Friday, October 2, 2009
Seasonal stress and the phone call. Also some fruit leather.
The weather has mercy. Or a sense of humor. I don't want to stretch this personification too far, but I'm feeling rather grateful to Mother Nature for this week of intermittent sun and rain in the Pacific Northwest. Had we faced October with less sunshine and more mud I can't say how well I might have done with the stresses -- non-weather-related -- I faced. Or not.
Stress in itself is an interesting word. Quite possibly the word has become less meaningful as the stressors proliferate in our modern lives.
Sort of like the word "awesome" that inspires and describes no awe, "stress" doesn't seem to carry strong enough connotations of being pushed, bent, pulled beyond one's limits.
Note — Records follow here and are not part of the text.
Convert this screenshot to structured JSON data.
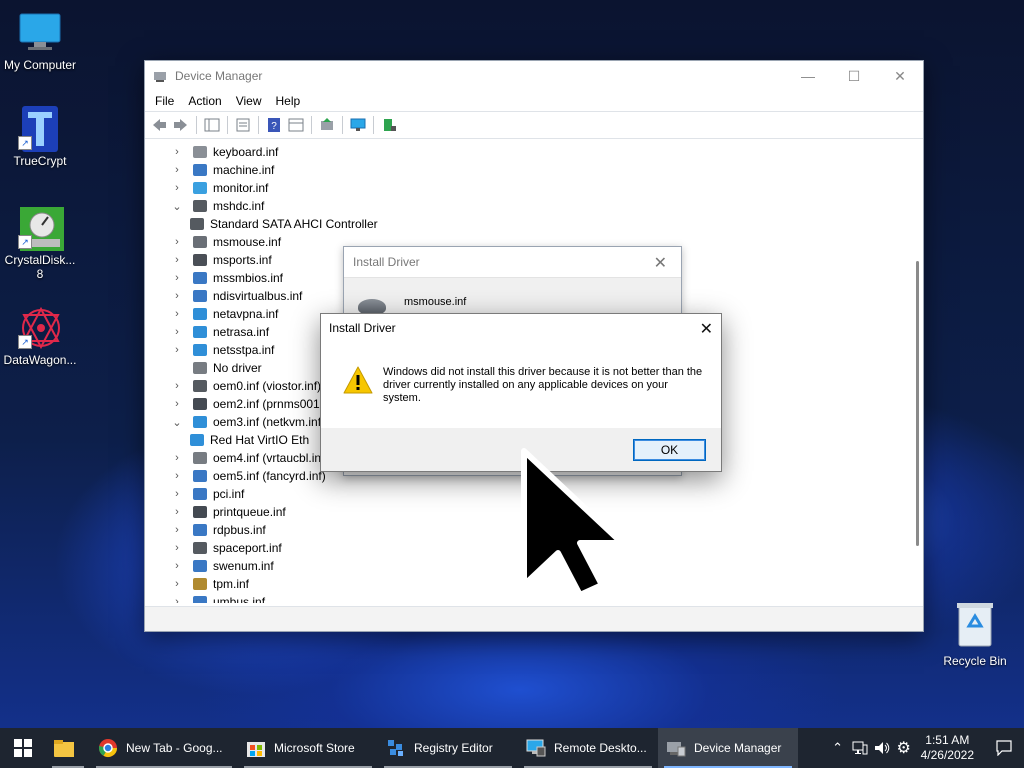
{
  "desktop": {
    "icons": [
      {
        "label": "My Computer"
      },
      {
        "label": "TrueCrypt"
      },
      {
        "label": "CrystalDisk...\n8"
      },
      {
        "label": "DataWagon..."
      }
    ],
    "recycle_bin": "Recycle Bin"
  },
  "window": {
    "title": "Device Manager",
    "controls": {
      "minimize": "—",
      "maximize": "☐",
      "close": "✕"
    },
    "menu": [
      "File",
      "Action",
      "View",
      "Help"
    ],
    "tree": [
      {
        "label": "keyboard.inf",
        "chev": ">",
        "icon_color": "#8a8f96"
      },
      {
        "label": "machine.inf",
        "chev": ">",
        "icon_color": "#3a78c4"
      },
      {
        "label": "monitor.inf",
        "chev": ">",
        "icon_color": "#3aa0e0"
      },
      {
        "label": "mshdc.inf",
        "chev": "v",
        "icon_color": "#555a60"
      },
      {
        "label": "Standard SATA AHCI Controller",
        "chev": "",
        "icon_color": "#555a60",
        "indent": true
      },
      {
        "label": "msmouse.inf",
        "chev": ">",
        "icon_color": "#6a6f76"
      },
      {
        "label": "msports.inf",
        "chev": ">",
        "icon_color": "#4a4f56"
      },
      {
        "label": "mssmbios.inf",
        "chev": ">",
        "icon_color": "#3a78c4"
      },
      {
        "label": "ndisvirtualbus.inf",
        "chev": ">",
        "icon_color": "#3a78c4"
      },
      {
        "label": "netavpna.inf",
        "chev": ">",
        "icon_color": "#2f8fd8"
      },
      {
        "label": "netrasa.inf",
        "chev": ">",
        "icon_color": "#2f8fd8"
      },
      {
        "label": "netsstpa.inf",
        "chev": ">",
        "icon_color": "#2f8fd8"
      },
      {
        "label": "No driver",
        "chev": "",
        "icon_color": "#777c82"
      },
      {
        "label": "oem0.inf (viostor.inf)",
        "chev": ">",
        "icon_color": "#555a60"
      },
      {
        "label": "oem2.inf (prnms001.i",
        "chev": ">",
        "icon_color": "#444a52"
      },
      {
        "label": "oem3.inf (netkvm.inf)",
        "chev": "v",
        "icon_color": "#2f8fd8"
      },
      {
        "label": "Red Hat VirtIO Eth",
        "chev": "",
        "icon_color": "#2f8fd8",
        "indent": true
      },
      {
        "label": "oem4.inf (vrtaucbl.inf",
        "chev": ">",
        "icon_color": "#777c82"
      },
      {
        "label": "oem5.inf (fancyrd.inf)",
        "chev": ">",
        "icon_color": "#3a78c4"
      },
      {
        "label": "pci.inf",
        "chev": ">",
        "icon_color": "#3a78c4"
      },
      {
        "label": "printqueue.inf",
        "chev": ">",
        "icon_color": "#444a52"
      },
      {
        "label": "rdpbus.inf",
        "chev": ">",
        "icon_color": "#3a78c4"
      },
      {
        "label": "spaceport.inf",
        "chev": ">",
        "icon_color": "#555a60"
      },
      {
        "label": "swenum.inf",
        "chev": ">",
        "icon_color": "#3a78c4"
      },
      {
        "label": "tpm.inf",
        "chev": ">",
        "icon_color": "#b08a30"
      },
      {
        "label": "umbus.inf",
        "chev": ">",
        "icon_color": "#3a78c4"
      }
    ]
  },
  "dialog_back": {
    "title": "Install Driver",
    "filename": "msmouse.inf"
  },
  "dialog_front": {
    "title": "Install Driver",
    "message": "Windows did not install this driver because it is not better than the driver currently installed on any applicable devices on your system.",
    "ok_label": "OK"
  },
  "taskbar": {
    "items": [
      {
        "label": "",
        "icon": "folder-icon"
      },
      {
        "label": "New Tab - Goog...",
        "icon": "chrome-icon"
      },
      {
        "label": "Microsoft Store",
        "icon": "store-icon"
      },
      {
        "label": "Registry Editor",
        "icon": "registry-icon"
      },
      {
        "label": "Remote Deskto...",
        "icon": "remote-desktop-icon"
      },
      {
        "label": "Device Manager",
        "icon": "device-manager-icon",
        "active": true
      }
    ],
    "time": "1:51 AM",
    "date": "4/26/2022"
  },
  "colors": {
    "accent": "#0067c0",
    "taskbar": "#1e2530",
    "warning": "#f7c600"
  }
}
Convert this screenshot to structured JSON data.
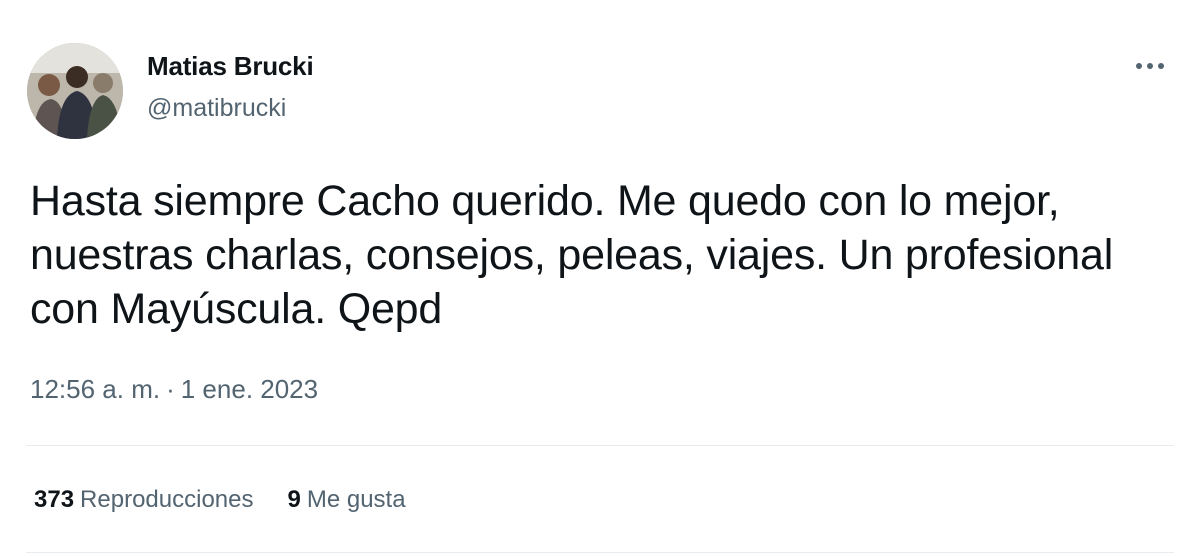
{
  "tweet": {
    "author": {
      "display_name": "Matias Brucki",
      "handle": "@matibrucki"
    },
    "more_icon": "more-horizontal-icon",
    "text": "Hasta siempre Cacho querido. Me quedo con lo mejor, nuestras charlas, consejos, peleas, viajes. Un profesional con Mayúscula. Qepd",
    "time": "12:56 a. m.",
    "separator": "·",
    "date": "1 ene. 2023",
    "stats": {
      "views_count": "373",
      "views_label": "Reproducciones",
      "likes_count": "9",
      "likes_label": "Me gusta"
    }
  },
  "colors": {
    "text_primary": "#0f1419",
    "text_secondary": "#536471",
    "divider": "#e6ecf0"
  }
}
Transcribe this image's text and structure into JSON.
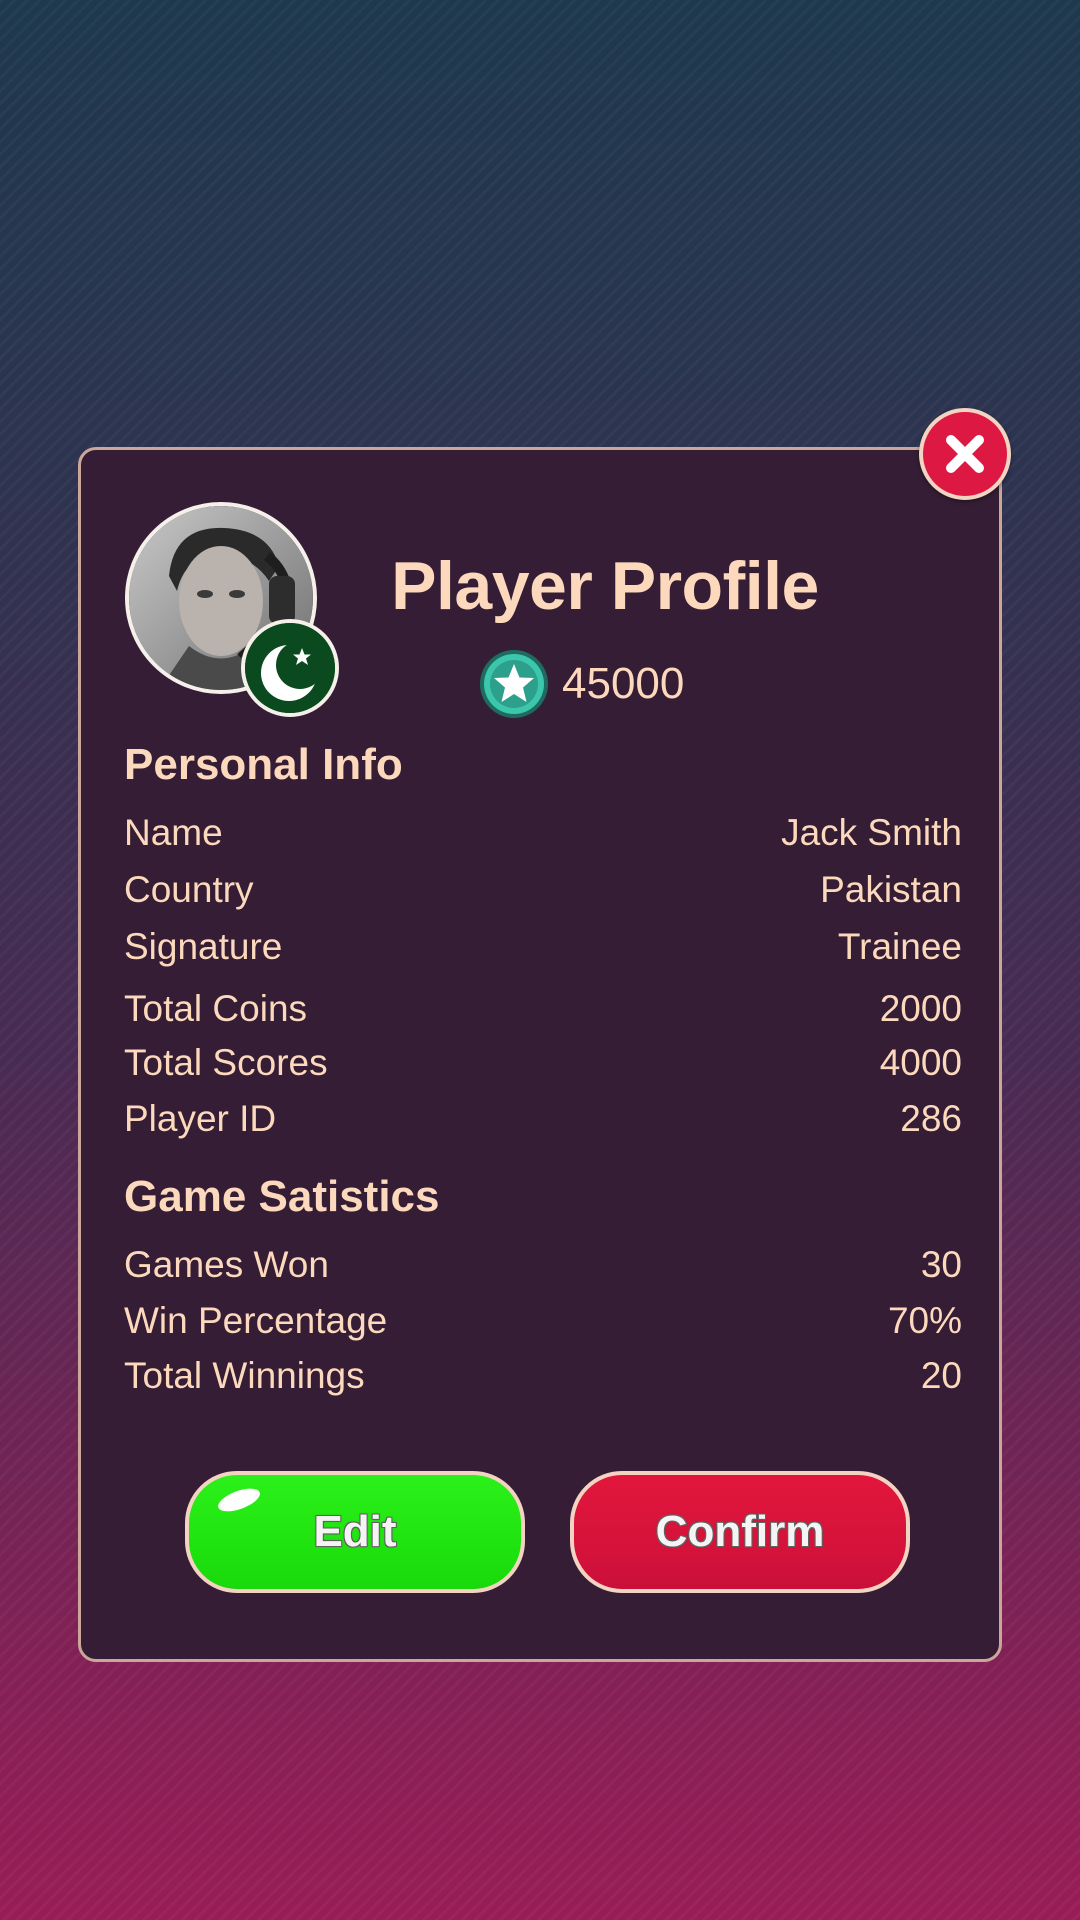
{
  "dialog": {
    "title": "Player Profile",
    "score": "45000",
    "flag_country": "Pakistan"
  },
  "personal_info": {
    "heading": "Personal Info",
    "rows": [
      {
        "label": "Name",
        "value": "Jack Smith"
      },
      {
        "label": "Country",
        "value": "Pakistan"
      },
      {
        "label": "Signature",
        "value": "Trainee"
      },
      {
        "label": "Total Coins",
        "value": "2000"
      },
      {
        "label": "Total Scores",
        "value": "4000"
      },
      {
        "label": "Player ID",
        "value": "286"
      }
    ]
  },
  "game_statistics": {
    "heading": "Game Satistics",
    "rows": [
      {
        "label": "Games Won",
        "value": "30"
      },
      {
        "label": "Win Percentage",
        "value": "70%"
      },
      {
        "label": "Total Winnings",
        "value": "20"
      }
    ]
  },
  "buttons": {
    "edit_label": "Edit",
    "confirm_label": "Confirm"
  },
  "icons": {
    "close": "close-icon",
    "score": "star-coin-icon",
    "flag": "crescent-star-icon"
  },
  "colors": {
    "panel_bg": "#351e35",
    "text": "#fcd9bc",
    "close_red": "#dc1843",
    "edit_green": "#1fe40f",
    "confirm_red": "#d4123a",
    "score_teal": "#3cc7ad"
  }
}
Stress is just omnipresent and thus diluted or accepted as the norm. Peace, or a state of not being affected by stress, is the anomaly. It becomes remarkable to be without anxiety.
When I think about stress I think about metal and its stress points. I think about steel and how hot it must get before it bends without melting altogether into a puddle of liquid.
That's the alloy point I'm seeking. The one where I'm stressed enough to be flexible but not broken.
So I'm grateful for the gentle weather transition in the midst of this season.
The fields around us are all greening up again for fall. At first it looks a little like a tapestry that's half-woven as the green perforates huge stretches of fallen gold and brown grass.
The girls and I festooned the front porch with six 75-pound pumpkins and a half-dozen sunflower heads that are bigger and heavier than most of the sugar pumpkins I save for the oven.
Birds subsequently have been busy on our front porch to the extent that we'll have to re-think the sunflowers as decoration.
Fruit leather is the hit of the party just about every day. It couldn't be easier with my schmancy new dehydrator (thanks, Mom!). The only bummer about it is that we are using up all the homemade applesauce I canned. One quart of applesauce with a few frozen berries added in the blender, spread on special trays and dried for about six hours, makes three huge rolls of delicious, sugar-free fruit leather. This equals about 12 generous servings. Which my children can mow through in significantly less time than it takes to make more.
However. It does keep them quiet when it's raining too much to send them outside but I must take a phone call. No doubt dealing with one of those stressors.